Protein transition in developing countries
In search of the real value of crops
Some Wageningen University & Research (WUR) projects continue to build on previous research. Others are just beginning and entail the development of an idea into a first test. The project by senior sientist Ariette Matser and her team belongs to this latter category, offering philanthropic partners the chance to be at the forefront of the global protein transition.
WHY THIS RESEARCH?
To feed the growing world population, we need to shift from meat consumption to vegetable proteins, not only in the wealthy parts of te world, but also in developing countries.
A fuller use of crops, both for their nutritional value as building blocks for food products and the secondary effect on the local economy as local processing leads to new jobs and opportunities.
“Our project focuses on sustainable protein transition,” Matser says. “Less food from animal sources and more from vegetables. This is an issue that many people in the rich parts of the world are focusing on, and it should also be highlighted in developing countries to avoid people going through the same cycle as us. History shows that, as prosperity increases, meat consumption also grows. If this also happens in Africa, it will become increasingly difficult for humanity to survive on this planet. We will run out of space for cattle, there will be extreme water shortages and we will see an enormous rise in the emissions of CO₂ and ammonia.
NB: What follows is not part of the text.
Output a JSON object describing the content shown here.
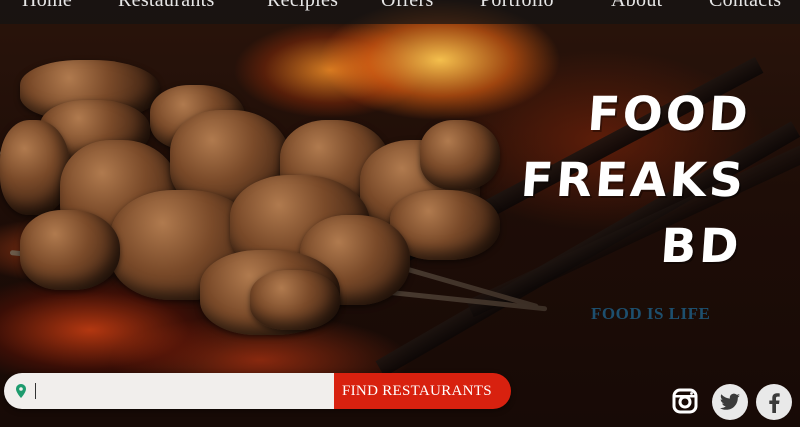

The world cannot afford these effects so it is important to make the transition, locally, from food rich in animal protein to food rich in vegetable protein. Not just here, but everywhere in the world.”
‘We want to process crops in a way that provides ingredients which the local inhabitants can use in new products’
How is Matser planning to do that? “We are studying functional fractioning,” she explains. “This is a clever use of crops that allows the population to eat them right after the harvest or use them as a source of protein until the next harvest. That starts with the choice of a target region where we want to begin. I would like to spend the first six months studying the circumstances there. What diet do the people have? What crops do they grow? What are the customs and needs with regard to nutrition? And how is the infrastructure? All of these factors are important, as is the possibility to create a solid project organisation on location together with the local inhabitants. Where possible, this organisation should continue to build on existing networks and platforms. Social acceptance will be just as important as technological contributions in this project.”
Local organisations in the project region
Foods with vegetable proteins. Photo: Shutterstock
After choosing the country or region in Africa where the research will be done, Matser and her colleagues will spend three years working on creating a prototype processing chain. “In this chain, we are going to maximise the yields of the most suitable local crops by working with raw materials in an innovative way. We will do this by carrying out a extensive analysis of traditional crops, looking not just at the beans that are normally eaten but also at the nutrients in the flowers, stems and leaves. We will process all the crop elements to extract ingredients which inhabitants can use in new products. We plan to do this in small-scale factories, creating extra sources of nourishment and stimulating the local economy.”
We need to shift from meat consumption to vegetable proteins. Work is being done in Africa on creating a processing chain prototype. Photo: Shutterstock
“We will also make it more attractive for local inhabitants to use crops for their own consumption rather than for export. Crops are still often exported because the financial profit is higher, even though the local population is suffering from hunger. My ambition is to give people in poor regions more opportunities to take charge themselves, even if that requires high-tech concepts like this one. If we succeed in making the transition to vegetable proteins an attractive business for the local population, then we will really have made a sustainable change.”
If the experiment succeeds, Matser and her colleagues wants to see how they can expand it into a business case that could be imitated elsewhere and bring the knowledge to new regions and communities where it can flower into new local initiatives. “This is the dream I eventually want to realise,” she concludes.
Senior researcher Sustainable Process Technology, Wageningen University & Research
Food technology, Food and bioprocess engineering, New foodstuffs, Preservation, Food processing, Food quality, Vegetable proteins, Sustainability, Valorisation of by-products of food
Photo: Gea Hogeveen